    To Christina (#68) I understand about not wanting to rip back rows because of getting lost. This is where a “life-line” comes in handy. Every few rows and at the end of a wrong side row, take a tapestry needle, thread it with some nice slippery scrap yarn or maybe some tapestry thread and run it through all of the stitches on your needle. Then continue working your pattern. Then if you need to rip, you can do so with confidence because all your stitches will be on that string (life-line) and you will know where your were at that point. Because the stitches are secure on the life-line, you can just pick them back up and away you go. I learned this lesson the hard way when I was knitting a very, very complicated lace sweater pattern. I hope I succeeded in making this clear.

  • Mary Ann

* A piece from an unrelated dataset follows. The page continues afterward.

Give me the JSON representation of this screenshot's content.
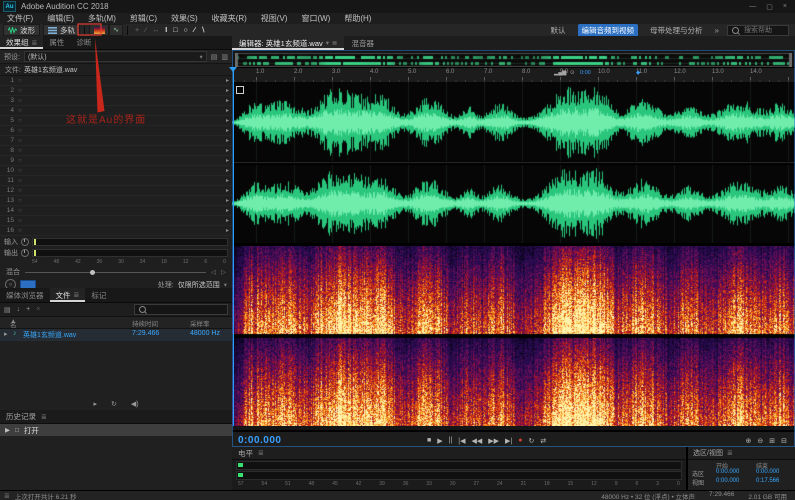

    I am about half finished with the back. I keep having to use various ways to fix mistakes. Some that I have discovered a few rows later, I have just left. It is a good reason to keep the sweater for myself. I couldn’t possibly give it to another. :-)

    Question: I looked at the directions for shaping the neck today and I’m confused.
    “dec 1 st at each neck edge (by a working k2tog 1 st from neck edge) every other row 3 times –
    36 (38, 40, 42, 46) sts remain for each shoulder”
    How many rows will this be? Do I decrease in a right side row? If so, do I do a reverse side tow and then bind off when I have made the 3 decreases or do I do the bind off in a wrong side row?